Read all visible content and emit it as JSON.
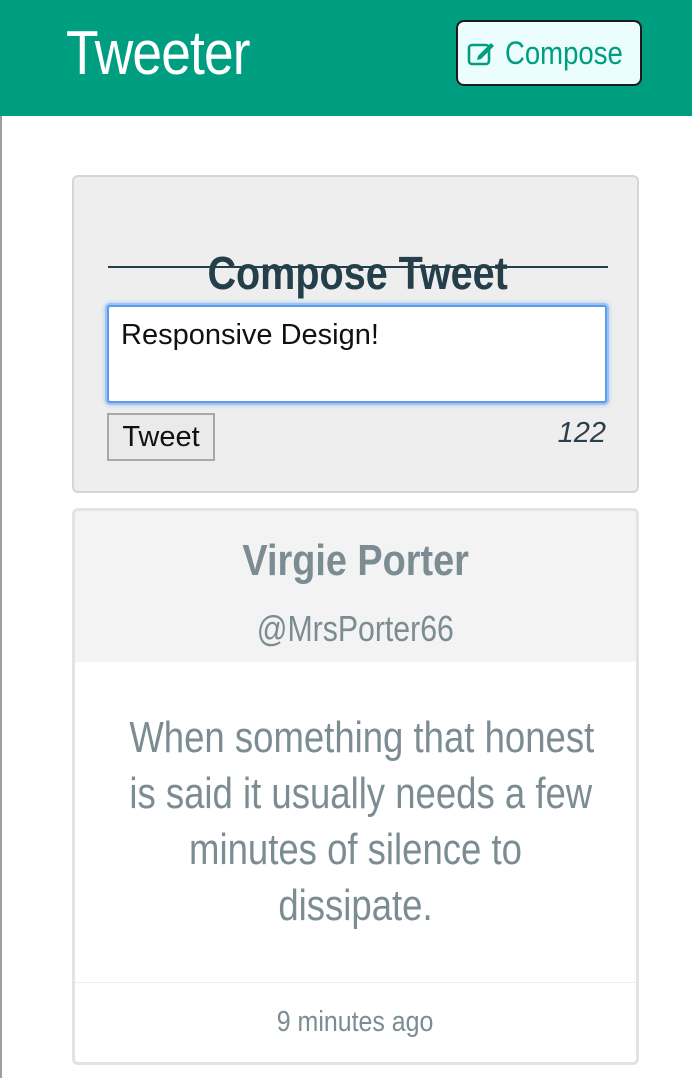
{
  "navbar": {
    "brand": "Tweeter",
    "compose_button": {
      "label": "Compose",
      "icon": "edit-icon"
    },
    "background": "#009e81"
  },
  "compose": {
    "title": "Compose Tweet",
    "input_value": "Responsive Design!",
    "submit_label": "Tweet",
    "char_counter": "122"
  },
  "tweets": [
    {
      "name": "Virgie Porter",
      "handle": "@MrsPorter66",
      "text_lines": [
        "When something that honest",
        "is said it usually needs a few",
        "minutes of silence to",
        "dissipate."
      ],
      "time": "9 minutes ago"
    }
  ],
  "colors": {
    "accent": "#009e81",
    "heading": "#243f4a",
    "muted_text": "#7b8c92",
    "focus_ring": "#5d9ced"
  }
}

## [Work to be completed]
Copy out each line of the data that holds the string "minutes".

## [Written solution]
        "minutes of silence to",
      "time": "9 minutes ago"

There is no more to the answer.